Unnervingly though, I found myself drawn back time and time again to Too Human's leveling up and loot finding aspects; more excited to scour the deep and interesting menu of weapons, equipment, runes, charms and blueprints than reach the end of the level. Never mind finding out what happens next in the story. And this is Too Human's biggest problem: it's a really interesting RPG with terrible storytelling and an interface that tricks people (myself included) into thinking it's an action game.
See those chumps behind me? They are utterly worthless and a waste of polygons.

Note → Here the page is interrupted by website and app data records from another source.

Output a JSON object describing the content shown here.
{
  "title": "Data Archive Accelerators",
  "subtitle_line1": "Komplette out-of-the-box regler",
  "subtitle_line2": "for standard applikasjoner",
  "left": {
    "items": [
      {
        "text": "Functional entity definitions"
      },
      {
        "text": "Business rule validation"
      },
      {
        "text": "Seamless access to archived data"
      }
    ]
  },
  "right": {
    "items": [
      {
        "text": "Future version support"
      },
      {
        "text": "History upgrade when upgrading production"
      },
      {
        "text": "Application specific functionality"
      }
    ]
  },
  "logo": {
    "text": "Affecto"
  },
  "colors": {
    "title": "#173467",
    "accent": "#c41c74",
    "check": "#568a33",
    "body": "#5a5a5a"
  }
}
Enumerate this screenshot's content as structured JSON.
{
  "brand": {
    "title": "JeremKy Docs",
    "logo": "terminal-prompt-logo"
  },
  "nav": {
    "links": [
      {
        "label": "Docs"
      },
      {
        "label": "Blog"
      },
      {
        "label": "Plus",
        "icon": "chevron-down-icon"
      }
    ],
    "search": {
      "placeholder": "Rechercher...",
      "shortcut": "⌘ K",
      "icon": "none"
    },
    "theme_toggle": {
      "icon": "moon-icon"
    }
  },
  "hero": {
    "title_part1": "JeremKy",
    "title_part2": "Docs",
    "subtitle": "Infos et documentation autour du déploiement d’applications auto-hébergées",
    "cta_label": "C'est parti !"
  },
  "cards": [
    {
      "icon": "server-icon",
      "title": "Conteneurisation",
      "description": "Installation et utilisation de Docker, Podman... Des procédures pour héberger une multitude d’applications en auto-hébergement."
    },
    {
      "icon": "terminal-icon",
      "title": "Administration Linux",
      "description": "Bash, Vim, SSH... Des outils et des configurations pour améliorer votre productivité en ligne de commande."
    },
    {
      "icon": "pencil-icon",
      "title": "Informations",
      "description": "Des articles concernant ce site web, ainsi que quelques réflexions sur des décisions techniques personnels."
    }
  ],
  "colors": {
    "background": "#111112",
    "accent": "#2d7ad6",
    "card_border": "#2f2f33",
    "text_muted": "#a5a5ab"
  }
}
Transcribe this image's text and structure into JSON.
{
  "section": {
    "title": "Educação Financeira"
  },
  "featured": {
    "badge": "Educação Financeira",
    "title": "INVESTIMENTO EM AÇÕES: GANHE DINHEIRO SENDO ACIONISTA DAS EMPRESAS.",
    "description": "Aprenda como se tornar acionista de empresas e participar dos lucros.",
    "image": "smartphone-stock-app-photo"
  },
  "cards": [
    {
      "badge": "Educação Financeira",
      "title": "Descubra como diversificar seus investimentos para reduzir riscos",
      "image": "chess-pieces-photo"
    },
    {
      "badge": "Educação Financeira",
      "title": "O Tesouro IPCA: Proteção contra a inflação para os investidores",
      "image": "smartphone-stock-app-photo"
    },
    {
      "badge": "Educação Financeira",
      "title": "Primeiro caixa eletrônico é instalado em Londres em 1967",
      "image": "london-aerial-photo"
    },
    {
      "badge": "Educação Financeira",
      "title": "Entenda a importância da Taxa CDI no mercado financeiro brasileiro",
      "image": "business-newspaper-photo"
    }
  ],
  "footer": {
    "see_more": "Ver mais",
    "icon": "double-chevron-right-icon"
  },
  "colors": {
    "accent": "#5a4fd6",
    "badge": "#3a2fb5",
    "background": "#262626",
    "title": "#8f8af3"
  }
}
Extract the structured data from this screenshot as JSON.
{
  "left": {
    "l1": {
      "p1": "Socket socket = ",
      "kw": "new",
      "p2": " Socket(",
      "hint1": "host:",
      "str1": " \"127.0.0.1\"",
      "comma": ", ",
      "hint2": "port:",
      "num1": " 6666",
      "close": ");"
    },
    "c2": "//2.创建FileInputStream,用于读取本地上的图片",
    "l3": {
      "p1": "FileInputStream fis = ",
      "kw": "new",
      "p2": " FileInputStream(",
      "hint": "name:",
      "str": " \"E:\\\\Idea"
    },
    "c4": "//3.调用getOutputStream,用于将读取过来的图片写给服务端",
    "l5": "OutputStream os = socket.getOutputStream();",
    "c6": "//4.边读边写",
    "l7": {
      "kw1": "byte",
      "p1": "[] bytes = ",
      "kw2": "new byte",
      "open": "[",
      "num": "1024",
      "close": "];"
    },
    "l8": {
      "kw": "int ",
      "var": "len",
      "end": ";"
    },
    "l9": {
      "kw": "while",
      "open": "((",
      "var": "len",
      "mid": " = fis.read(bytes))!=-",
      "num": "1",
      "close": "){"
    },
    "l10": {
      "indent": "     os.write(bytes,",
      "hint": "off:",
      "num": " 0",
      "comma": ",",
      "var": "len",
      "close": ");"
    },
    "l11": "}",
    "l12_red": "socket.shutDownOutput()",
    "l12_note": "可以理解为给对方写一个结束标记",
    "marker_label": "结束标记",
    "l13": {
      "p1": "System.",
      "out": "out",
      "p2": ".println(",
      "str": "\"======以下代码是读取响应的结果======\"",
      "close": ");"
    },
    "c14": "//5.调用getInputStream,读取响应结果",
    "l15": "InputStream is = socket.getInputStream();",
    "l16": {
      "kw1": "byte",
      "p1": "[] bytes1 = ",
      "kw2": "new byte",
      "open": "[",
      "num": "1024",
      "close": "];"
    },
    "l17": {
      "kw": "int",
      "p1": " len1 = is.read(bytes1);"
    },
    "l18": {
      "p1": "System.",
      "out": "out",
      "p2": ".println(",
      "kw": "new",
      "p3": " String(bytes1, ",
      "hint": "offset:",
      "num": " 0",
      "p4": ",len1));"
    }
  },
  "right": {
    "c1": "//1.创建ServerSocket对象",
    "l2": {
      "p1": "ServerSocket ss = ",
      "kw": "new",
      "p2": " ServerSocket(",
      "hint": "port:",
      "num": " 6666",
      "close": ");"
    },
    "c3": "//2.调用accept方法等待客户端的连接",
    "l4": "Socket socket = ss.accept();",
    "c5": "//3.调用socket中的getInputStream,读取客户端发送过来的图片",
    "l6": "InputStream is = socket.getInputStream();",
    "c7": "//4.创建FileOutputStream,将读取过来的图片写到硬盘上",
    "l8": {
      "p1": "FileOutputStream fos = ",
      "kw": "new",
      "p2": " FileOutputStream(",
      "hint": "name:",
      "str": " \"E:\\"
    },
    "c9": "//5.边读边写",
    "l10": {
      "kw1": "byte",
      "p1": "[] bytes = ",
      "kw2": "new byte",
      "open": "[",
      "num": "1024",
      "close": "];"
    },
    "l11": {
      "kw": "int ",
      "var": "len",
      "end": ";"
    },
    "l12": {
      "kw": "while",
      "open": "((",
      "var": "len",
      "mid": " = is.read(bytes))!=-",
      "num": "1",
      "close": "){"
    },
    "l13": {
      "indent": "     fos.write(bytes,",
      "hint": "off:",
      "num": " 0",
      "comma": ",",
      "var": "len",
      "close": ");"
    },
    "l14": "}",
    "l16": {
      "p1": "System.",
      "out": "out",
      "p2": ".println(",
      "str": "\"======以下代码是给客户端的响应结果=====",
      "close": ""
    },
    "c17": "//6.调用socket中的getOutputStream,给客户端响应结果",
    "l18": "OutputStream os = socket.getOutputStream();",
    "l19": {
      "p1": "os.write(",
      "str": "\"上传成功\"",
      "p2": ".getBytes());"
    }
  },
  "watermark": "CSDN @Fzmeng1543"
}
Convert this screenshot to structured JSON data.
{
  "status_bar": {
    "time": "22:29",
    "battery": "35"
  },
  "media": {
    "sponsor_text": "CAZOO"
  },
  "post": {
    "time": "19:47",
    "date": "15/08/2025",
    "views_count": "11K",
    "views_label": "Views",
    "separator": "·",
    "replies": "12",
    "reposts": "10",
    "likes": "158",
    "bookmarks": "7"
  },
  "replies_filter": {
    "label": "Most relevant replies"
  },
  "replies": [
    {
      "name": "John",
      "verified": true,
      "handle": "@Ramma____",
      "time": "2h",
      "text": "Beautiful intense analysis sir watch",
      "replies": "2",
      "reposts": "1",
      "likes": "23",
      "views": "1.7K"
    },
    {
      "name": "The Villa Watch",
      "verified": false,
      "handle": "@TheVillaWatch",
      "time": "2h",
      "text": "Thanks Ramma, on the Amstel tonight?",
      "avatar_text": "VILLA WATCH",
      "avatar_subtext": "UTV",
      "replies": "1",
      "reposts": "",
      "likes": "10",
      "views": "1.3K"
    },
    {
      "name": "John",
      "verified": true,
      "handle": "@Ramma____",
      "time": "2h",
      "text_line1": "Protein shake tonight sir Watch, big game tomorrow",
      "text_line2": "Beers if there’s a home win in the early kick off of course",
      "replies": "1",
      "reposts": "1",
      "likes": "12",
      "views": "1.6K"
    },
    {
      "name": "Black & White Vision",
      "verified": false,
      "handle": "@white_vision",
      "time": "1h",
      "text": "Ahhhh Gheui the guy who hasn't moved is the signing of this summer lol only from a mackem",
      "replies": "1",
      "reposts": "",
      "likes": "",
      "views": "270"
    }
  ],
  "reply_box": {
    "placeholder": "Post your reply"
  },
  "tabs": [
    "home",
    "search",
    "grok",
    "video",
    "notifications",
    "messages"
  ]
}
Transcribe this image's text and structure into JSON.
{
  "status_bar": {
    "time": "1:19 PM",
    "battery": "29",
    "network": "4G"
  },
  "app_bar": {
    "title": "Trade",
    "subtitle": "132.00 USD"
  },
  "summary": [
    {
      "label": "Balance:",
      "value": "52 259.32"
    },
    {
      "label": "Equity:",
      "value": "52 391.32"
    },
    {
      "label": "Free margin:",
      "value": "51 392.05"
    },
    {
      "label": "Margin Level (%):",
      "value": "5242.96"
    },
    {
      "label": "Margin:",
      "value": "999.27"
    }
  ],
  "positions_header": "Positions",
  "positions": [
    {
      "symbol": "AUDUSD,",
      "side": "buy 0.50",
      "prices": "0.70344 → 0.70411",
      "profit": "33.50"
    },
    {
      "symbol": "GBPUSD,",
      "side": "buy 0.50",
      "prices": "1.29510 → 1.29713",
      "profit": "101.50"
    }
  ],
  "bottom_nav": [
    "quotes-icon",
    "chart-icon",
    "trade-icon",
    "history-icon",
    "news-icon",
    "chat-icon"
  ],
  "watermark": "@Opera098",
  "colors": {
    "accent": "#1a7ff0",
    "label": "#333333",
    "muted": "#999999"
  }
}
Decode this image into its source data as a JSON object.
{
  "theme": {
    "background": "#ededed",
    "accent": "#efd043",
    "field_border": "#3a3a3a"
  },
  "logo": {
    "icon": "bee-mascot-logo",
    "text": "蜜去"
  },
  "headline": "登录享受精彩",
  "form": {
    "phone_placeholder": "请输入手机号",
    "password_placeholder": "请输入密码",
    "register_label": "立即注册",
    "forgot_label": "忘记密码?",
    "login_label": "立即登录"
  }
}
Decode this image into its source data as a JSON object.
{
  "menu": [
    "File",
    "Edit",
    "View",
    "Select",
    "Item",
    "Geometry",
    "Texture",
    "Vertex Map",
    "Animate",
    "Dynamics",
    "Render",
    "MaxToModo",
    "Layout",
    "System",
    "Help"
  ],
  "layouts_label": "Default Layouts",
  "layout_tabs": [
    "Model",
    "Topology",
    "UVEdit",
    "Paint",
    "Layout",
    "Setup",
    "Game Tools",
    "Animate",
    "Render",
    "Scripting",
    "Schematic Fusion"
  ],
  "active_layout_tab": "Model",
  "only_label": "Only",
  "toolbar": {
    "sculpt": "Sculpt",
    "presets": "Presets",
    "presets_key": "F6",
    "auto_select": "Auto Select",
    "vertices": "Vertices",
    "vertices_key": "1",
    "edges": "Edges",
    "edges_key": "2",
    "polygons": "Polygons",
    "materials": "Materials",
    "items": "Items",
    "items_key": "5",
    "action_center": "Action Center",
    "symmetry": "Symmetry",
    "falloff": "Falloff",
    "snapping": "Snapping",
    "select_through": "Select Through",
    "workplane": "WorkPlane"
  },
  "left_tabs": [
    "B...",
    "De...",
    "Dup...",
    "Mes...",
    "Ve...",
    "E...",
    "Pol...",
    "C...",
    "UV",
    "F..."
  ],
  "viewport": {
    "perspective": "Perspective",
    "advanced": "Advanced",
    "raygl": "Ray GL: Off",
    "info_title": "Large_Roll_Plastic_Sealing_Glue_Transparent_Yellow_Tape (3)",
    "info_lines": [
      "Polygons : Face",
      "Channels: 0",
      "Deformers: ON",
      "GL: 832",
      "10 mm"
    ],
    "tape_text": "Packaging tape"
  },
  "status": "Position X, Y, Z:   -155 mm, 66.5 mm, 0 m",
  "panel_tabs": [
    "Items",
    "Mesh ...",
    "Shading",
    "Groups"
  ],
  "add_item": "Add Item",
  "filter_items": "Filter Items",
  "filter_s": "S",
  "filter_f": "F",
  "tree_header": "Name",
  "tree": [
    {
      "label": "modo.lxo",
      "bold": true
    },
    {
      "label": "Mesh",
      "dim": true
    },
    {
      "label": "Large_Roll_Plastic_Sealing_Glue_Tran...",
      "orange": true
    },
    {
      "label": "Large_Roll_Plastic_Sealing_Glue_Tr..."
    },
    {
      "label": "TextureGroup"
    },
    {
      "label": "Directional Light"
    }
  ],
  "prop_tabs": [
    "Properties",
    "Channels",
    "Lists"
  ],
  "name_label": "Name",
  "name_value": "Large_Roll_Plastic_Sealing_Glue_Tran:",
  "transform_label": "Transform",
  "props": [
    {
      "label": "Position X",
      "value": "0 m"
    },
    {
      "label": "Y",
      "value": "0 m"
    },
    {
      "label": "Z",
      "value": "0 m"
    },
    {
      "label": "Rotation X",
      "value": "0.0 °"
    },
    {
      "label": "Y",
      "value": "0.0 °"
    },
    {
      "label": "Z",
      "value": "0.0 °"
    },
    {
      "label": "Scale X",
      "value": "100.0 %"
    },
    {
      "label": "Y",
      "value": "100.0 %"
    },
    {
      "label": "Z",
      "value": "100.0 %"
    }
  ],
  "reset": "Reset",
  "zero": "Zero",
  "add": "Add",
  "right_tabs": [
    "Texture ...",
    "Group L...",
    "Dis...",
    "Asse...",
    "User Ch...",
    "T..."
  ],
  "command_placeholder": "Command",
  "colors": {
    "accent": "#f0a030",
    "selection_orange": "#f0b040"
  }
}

Although Co-op is only achieved through online play, it is a worthy addition to a title of this nature. Too Human is a game designed around loot and experience grinding and with all the benefits of Xbox Live, the title's life should be extended. The loot system created by Silicon Knights allows for numerous variations of gear, making co-op a well needed feature to keep players enthralled after the story is complete. But is it worth your time?
Co-op is a worthy experience if you are really in need of some new gear. The addition of a buddy to the battle can cause for some truly awesome battles to ensue, but like the rest of the title, it is not without faults. Should your partner be too low or too high a level, they (or you) will essentially be as useful as your none-Aesir squad members. The cavalcade of ground-pounding and grenade launching enemies populated for multiple heroes can also dispel any notion of fun. The co-op feature does add some legs to the game, but fails to save it from mediocrity.